Description of the task.
Return each line of the records below that contains the word "this".

[Dataset rows for apps and sites]
= = = = = = =
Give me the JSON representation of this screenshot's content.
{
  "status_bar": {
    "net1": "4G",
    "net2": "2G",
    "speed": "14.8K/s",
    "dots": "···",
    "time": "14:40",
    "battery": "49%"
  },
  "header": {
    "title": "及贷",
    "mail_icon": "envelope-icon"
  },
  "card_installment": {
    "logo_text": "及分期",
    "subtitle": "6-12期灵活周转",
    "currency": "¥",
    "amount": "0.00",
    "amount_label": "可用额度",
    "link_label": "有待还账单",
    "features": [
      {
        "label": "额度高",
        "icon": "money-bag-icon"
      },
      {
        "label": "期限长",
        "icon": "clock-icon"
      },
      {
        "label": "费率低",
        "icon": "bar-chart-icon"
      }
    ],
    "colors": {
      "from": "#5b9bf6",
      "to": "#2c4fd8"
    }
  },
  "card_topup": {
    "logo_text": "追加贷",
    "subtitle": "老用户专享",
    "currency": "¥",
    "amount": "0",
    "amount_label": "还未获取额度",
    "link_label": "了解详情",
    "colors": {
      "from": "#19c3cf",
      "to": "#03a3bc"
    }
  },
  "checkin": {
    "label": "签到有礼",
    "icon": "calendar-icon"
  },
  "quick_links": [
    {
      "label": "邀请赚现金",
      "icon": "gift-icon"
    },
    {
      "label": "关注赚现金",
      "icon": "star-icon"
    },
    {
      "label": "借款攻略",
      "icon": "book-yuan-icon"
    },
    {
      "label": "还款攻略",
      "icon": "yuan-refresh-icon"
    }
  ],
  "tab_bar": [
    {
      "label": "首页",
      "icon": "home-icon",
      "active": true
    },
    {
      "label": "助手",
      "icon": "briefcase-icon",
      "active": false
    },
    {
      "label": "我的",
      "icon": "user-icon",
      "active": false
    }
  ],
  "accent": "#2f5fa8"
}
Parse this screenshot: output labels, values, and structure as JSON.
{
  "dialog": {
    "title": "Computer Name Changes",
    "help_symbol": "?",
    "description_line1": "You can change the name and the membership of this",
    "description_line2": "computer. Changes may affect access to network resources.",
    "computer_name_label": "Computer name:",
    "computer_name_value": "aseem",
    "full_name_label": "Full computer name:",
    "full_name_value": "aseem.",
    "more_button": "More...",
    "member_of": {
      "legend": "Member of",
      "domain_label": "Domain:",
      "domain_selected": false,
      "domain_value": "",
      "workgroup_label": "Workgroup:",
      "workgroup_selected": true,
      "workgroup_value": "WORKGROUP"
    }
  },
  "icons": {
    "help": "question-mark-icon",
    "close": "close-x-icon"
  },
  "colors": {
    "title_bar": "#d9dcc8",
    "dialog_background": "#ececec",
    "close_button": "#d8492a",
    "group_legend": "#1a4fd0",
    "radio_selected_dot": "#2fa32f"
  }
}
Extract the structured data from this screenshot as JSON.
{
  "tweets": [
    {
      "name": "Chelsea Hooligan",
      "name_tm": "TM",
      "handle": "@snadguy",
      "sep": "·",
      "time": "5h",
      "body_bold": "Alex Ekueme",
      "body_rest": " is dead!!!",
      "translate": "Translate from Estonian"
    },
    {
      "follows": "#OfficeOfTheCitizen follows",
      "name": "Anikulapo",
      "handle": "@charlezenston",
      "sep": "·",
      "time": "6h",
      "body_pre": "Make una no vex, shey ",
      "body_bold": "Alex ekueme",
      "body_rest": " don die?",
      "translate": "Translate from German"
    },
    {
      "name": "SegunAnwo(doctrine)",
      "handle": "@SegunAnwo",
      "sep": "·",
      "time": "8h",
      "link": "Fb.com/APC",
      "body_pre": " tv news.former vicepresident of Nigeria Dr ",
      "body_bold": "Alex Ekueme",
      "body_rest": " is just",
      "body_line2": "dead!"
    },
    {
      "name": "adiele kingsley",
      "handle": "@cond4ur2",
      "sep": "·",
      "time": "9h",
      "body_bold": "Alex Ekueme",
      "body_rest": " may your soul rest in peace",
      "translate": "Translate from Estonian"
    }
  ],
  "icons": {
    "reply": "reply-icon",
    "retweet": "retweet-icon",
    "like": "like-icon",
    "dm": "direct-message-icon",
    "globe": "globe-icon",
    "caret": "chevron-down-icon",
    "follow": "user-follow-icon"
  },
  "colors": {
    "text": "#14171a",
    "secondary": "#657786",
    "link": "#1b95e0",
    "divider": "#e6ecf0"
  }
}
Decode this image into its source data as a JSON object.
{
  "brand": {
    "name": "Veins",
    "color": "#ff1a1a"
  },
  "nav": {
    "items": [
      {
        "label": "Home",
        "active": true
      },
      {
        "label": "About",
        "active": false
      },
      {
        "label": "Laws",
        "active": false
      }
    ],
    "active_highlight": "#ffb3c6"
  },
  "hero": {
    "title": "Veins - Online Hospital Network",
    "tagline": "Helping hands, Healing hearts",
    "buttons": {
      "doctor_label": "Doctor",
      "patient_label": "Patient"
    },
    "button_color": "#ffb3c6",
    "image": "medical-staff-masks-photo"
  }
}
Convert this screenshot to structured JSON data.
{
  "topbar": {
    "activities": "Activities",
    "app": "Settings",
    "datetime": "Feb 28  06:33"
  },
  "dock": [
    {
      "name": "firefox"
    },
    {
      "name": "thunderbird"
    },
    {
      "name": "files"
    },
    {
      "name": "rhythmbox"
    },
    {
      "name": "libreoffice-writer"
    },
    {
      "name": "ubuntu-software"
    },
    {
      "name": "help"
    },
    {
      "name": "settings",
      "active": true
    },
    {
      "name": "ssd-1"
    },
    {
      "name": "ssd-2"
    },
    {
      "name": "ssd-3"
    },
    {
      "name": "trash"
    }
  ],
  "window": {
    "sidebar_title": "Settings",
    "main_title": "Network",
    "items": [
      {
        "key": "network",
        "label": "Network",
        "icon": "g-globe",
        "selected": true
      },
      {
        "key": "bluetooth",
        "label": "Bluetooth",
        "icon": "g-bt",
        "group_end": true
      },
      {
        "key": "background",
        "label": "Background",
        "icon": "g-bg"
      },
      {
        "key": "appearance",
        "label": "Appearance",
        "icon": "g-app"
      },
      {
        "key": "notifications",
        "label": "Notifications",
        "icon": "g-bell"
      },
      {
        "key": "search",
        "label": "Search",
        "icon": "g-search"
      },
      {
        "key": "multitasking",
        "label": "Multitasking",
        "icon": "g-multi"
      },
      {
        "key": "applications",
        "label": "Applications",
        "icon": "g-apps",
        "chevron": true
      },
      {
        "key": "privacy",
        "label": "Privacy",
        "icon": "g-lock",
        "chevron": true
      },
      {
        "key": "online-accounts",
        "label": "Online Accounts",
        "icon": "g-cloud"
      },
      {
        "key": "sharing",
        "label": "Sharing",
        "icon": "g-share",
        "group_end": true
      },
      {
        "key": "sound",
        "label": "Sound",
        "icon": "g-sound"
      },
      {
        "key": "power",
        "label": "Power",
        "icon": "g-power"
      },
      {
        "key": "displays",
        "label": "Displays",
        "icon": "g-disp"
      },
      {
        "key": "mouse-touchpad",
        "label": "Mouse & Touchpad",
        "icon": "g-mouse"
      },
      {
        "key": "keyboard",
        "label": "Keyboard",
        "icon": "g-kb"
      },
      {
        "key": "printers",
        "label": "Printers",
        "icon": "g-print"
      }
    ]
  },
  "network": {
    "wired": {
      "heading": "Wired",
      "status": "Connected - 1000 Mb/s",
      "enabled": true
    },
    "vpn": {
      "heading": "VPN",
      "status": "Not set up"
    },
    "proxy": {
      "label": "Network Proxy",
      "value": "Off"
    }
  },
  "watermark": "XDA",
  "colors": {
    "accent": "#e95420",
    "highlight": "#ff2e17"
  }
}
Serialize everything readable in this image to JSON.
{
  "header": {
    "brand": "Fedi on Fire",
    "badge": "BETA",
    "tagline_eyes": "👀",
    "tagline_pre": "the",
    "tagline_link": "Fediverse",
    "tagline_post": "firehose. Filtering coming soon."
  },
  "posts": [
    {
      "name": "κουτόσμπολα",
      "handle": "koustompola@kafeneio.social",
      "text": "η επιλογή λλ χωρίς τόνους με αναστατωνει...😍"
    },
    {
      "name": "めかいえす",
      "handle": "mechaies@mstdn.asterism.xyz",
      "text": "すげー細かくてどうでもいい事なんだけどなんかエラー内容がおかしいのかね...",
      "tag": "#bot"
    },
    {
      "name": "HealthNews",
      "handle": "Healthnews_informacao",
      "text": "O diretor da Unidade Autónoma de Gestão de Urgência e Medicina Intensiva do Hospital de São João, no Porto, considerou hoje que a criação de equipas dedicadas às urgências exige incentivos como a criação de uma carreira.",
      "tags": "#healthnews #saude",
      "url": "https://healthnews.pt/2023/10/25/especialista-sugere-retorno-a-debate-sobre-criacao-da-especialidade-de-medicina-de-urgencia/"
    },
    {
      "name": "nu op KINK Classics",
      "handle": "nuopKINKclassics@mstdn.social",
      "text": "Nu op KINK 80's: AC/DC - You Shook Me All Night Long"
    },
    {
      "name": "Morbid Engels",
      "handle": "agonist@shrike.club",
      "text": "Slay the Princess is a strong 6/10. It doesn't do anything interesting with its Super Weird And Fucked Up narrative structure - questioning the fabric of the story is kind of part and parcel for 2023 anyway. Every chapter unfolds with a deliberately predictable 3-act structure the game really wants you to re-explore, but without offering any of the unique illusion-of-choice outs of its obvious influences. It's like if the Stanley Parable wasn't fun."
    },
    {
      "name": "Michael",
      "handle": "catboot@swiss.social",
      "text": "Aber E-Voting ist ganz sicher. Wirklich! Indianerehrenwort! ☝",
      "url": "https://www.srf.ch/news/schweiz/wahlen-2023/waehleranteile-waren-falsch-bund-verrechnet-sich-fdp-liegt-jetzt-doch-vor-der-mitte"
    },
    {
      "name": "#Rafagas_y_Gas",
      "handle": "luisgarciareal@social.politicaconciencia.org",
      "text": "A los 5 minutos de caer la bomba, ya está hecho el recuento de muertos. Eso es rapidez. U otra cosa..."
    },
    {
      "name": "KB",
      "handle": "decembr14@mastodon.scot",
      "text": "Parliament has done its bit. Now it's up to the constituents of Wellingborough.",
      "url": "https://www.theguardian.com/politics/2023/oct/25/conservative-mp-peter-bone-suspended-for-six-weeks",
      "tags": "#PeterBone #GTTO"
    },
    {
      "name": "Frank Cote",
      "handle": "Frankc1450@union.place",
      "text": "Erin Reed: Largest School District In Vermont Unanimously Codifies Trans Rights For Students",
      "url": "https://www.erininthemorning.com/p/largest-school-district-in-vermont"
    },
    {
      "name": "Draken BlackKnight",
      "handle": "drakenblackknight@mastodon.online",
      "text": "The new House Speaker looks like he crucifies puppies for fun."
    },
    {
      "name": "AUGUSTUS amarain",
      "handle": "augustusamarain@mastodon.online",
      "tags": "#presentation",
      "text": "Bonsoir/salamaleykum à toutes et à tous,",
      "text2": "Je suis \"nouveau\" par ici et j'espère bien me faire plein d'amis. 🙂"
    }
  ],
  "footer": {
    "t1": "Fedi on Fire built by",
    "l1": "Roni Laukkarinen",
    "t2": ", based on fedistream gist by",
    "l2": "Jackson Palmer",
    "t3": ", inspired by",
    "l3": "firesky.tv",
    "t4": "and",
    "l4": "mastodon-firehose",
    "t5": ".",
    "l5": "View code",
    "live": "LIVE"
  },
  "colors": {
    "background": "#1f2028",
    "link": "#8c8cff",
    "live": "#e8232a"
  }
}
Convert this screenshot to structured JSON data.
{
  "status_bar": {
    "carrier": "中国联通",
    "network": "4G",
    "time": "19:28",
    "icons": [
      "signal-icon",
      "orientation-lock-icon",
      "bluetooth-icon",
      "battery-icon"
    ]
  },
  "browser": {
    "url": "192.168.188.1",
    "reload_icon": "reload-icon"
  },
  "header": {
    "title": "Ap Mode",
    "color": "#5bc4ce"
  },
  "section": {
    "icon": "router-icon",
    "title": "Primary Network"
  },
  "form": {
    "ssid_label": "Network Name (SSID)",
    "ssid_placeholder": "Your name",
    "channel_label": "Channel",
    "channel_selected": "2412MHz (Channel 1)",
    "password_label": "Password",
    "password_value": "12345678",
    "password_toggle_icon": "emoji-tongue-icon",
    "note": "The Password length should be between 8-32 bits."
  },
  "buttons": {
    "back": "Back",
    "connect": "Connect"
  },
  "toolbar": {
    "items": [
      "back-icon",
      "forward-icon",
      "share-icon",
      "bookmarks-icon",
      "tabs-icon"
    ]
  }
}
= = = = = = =
Written answer.
Give me the JSON representation of this screenshot's content.
Parse this screenshot: output labels, values, and structure as JSON.
    "description_line1": "You can change the name and the membership of this",
Extract the structured data from this screenshot as JSON.
Decode this image into its source data as a JSON object.
Convert this screenshot to structured JSON data.
Serialize everything readable in this image to JSON.
Convert this screenshot to structured JSON data.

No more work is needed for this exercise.